Ageing workforce will exacerbate NHS staffing crisisBMJ 2002; 325 doi: https://doi.org/10.1136/bmj.325.7377.1382 (Published 14 December 2002) Cite this as: BMJ 2002;325:1382
The staffing crisis in the UK health service is set to deepen, unless serious attempts are made to stave off the anticipated retirement of 15% of its workforce within the next decade, finds a new report from the independent think tank, the King's Fund.
The NHS urgently needs to direct its efforts to retaining older, experienced staff, with more flexible working policies and pension arrangements, says the report, published this week.
About 150000 of the one million NHS workforce is aged 50 or older, and therefore eligible for early retirement. The Employers Forum on Age say that there are 30% fewer women and 26% fewer men aged 16 to 24 working in the NHS than in 1986.
The effect of demographics is likely to be felt most acutely among nurses, one in five of whom on the register is aged 50 or older. The Royal College of Nursing estimates that there were 22000 nurse vacancies at the end of March 2001.

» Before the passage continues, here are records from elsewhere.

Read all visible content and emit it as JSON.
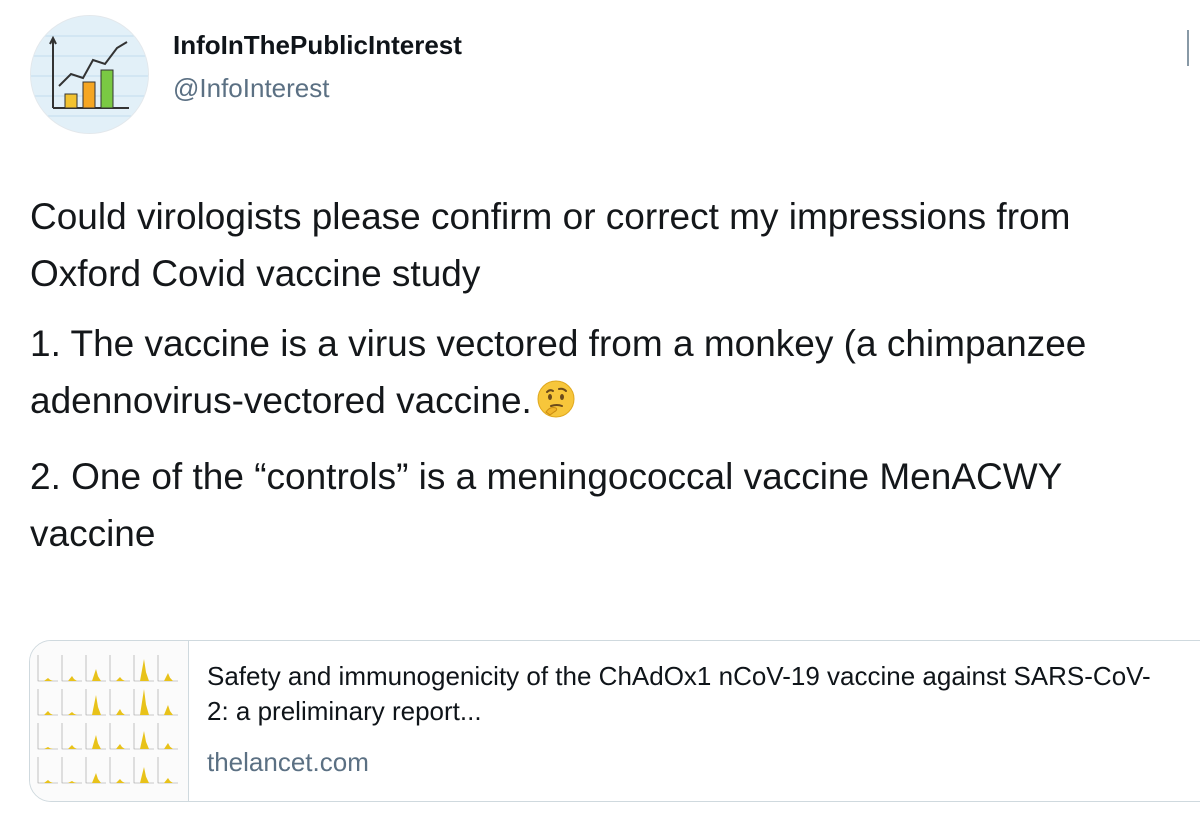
{
  "author": {
    "display_name": "InfoInThePublicInterest",
    "handle": "@InfoInterest",
    "avatar_icon": "chart-avatar-icon"
  },
  "tweet": {
    "paragraphs": [
      "Could virologists please confirm or correct my impressions from Oxford Covid vaccine study",
      "1. The vaccine is a virus vectored from a monkey (a chimpanzee adennovirus-vectored vaccine.",
      "2. One of the “controls” is a meningococcal vaccine MenACWY vaccine"
    ],
    "emoji": "thinking-face-icon"
  },
  "link_card": {
    "title": "Safety and immunogenicity of the ChAdOx1 nCoV-19 vaccine against SARS-CoV-2: a preliminary report...",
    "domain": "thelancet.com",
    "thumbnail_icon": "histogram-grid-thumbnail"
  },
  "colors": {
    "text": "#0f1419",
    "secondary": "#5b7083",
    "border": "#cfd9de",
    "accent_yellow": "#e8c21a"
  }
}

The background staff shortage among doctors also gives cause for concern. About 670 consultant posts were unfilled in England in March 2001, and there were over 1200 GP vacancies in March 2000, according to Department of Health figures. About two thirds of South Asian GPs who came to the United Kingdom in the 1960s will have retired by 2007, leaving some areas with a loss of one in four of their GPs.
A national survey of 23000 GPs carried out by the BMA last autumn showed that one in four intended to retire at age 55 to 57, and 80% said they would retire at or before 60.
General disillusionment with the NHS and feeling undervalued and unable to deliver a good service without overtime were important drivers for seeking refuge in early retirement, shows the report. Occupationally acquired injuries also featured heavily.
The report calls for the adoption of policies championed by the retail and finance sectors, such as targeted recruitment, lifelong learning, paid leave for carers, flexible retirement and pension options, and mid-life career planning courses.
Human resources must become a central tenet of the performance management framework, it urges, concluding: “Staff are the lifeblood of the NHS and recruiting and retaining them must be a major priority on every board agenda.”
Alastair Henderson, policy manager for the NHS Confederation, which represents employers, said that the NHS recognised the problems and had already taken several steps to remedy the situation.
But he said: “Changes in pension arrangements are not easy to grant locally, and can take decades to do. But we are fully aware of the age issue.”
Sam Mercer, campaigns director for the Employers Forum on Age, said that the statistics were “frightening.”
Great to be Grey: How Can the NHS Recruit and Retain More Older Staff? can be accessed at http://www.kingsfund.org.uk/